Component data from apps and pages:

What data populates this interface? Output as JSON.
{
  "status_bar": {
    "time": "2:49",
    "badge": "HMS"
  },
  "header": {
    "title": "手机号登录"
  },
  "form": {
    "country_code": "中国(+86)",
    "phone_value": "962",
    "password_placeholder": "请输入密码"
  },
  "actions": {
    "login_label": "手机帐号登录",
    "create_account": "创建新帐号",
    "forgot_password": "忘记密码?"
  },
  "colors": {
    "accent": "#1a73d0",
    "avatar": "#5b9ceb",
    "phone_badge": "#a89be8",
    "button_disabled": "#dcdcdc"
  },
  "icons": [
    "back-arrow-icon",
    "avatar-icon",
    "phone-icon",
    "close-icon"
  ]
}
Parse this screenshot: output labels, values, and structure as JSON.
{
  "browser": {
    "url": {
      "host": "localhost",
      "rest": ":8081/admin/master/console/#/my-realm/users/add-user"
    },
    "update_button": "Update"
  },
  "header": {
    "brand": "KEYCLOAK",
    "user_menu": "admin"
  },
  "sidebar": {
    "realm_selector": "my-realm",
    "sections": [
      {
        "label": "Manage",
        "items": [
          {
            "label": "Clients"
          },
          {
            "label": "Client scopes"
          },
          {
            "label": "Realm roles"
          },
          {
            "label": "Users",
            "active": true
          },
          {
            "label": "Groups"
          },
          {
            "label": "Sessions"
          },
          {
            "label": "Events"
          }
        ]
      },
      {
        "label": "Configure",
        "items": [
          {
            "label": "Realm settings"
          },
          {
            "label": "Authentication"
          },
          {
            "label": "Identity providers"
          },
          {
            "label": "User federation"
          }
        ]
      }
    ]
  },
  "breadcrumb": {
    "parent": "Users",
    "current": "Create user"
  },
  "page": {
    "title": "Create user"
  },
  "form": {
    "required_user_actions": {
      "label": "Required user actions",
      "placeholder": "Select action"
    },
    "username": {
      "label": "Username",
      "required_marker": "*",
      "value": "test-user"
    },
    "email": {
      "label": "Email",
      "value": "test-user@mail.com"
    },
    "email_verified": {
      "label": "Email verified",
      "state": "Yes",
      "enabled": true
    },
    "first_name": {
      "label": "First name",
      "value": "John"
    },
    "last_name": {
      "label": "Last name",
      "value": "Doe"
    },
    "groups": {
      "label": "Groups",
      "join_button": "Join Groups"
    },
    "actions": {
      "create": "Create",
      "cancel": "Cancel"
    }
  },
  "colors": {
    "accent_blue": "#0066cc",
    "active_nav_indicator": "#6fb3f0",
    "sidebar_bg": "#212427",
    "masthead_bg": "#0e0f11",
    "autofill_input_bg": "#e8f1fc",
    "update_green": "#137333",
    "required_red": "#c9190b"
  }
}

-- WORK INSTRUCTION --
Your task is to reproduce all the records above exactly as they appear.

-- RESULT FOR THIS EXERCISE --
What data populates this interface? Output as JSON.
{
  "status_bar": {
    "time": "2:49",
    "badge": "HMS"
  },
  "header": {
    "title": "手机号登录"
  },
  "form": {
    "country_code": "中国(+86)",
    "phone_value": "962",
    "password_placeholder": "请输入密码"
  },
  "actions": {
    "login_label": "手机帐号登录",
    "create_account": "创建新帐号",
    "forgot_password": "忘记密码?"
  },
  "colors": {
    "accent": "#1a73d0",
    "avatar": "#5b9ceb",
    "phone_badge": "#a89be8",
    "button_disabled": "#dcdcdc"
  },
  "icons": [
    "back-arrow-icon",
    "avatar-icon",
    "phone-icon",
    "close-icon"
  ]
}
Parse this screenshot: output labels, values, and structure as JSON.
{
  "browser": {
    "url": {
      "host": "localhost",
      "rest": ":8081/admin/master/console/#/my-realm/users/add-user"
    },
    "update_button": "Update"
  },
  "header": {
    "brand": "KEYCLOAK",
    "user_menu": "admin"
  },
  "sidebar": {
    "realm_selector": "my-realm",
    "sections": [
      {
        "label": "Manage",
        "items": [
          {
            "label": "Clients"
          },
          {
            "label": "Client scopes"
          },
          {
            "label": "Realm roles"
          },
          {
            "label": "Users",
            "active": true
          },
          {
            "label": "Groups"
          },
          {
            "label": "Sessions"
          },
          {
            "label": "Events"
          }
        ]
      },
      {
        "label": "Configure",
        "items": [
          {
            "label": "Realm settings"
          },
          {
            "label": "Authentication"
          },
          {
            "label": "Identity providers"
          },
          {
            "label": "User federation"
          }
        ]
      }
    ]
  },
  "breadcrumb": {
    "parent": "Users",
    "current": "Create user"
  },
  "page": {
    "title": "Create user"
  },
  "form": {
    "required_user_actions": {
      "label": "Required user actions",
      "placeholder": "Select action"
    },
    "username": {
      "label": "Username",
      "required_marker": "*",
      "value": "test-user"
    },
    "email": {
      "label": "Email",
      "value": "test-user@mail.com"
    },
    "email_verified": {
      "label": "Email verified",
      "state": "Yes",
      "enabled": true
    },
    "first_name": {
      "label": "First name",
      "value": "John"
    },
    "last_name": {
      "label": "Last name",
      "value": "Doe"
    },
    "groups": {
      "label": "Groups",
      "join_button": "Join Groups"
    },
    "actions": {
      "create": "Create",
      "cancel": "Cancel"
    }
  },
  "colors": {
    "accent_blue": "#0066cc",
    "active_nav_indicator": "#6fb3f0",
    "sidebar_bg": "#212427",
    "masthead_bg": "#0e0f11",
    "autofill_input_bg": "#e8f1fc",
    "update_green": "#137333",
    "required_red": "#c9190b"
  }
}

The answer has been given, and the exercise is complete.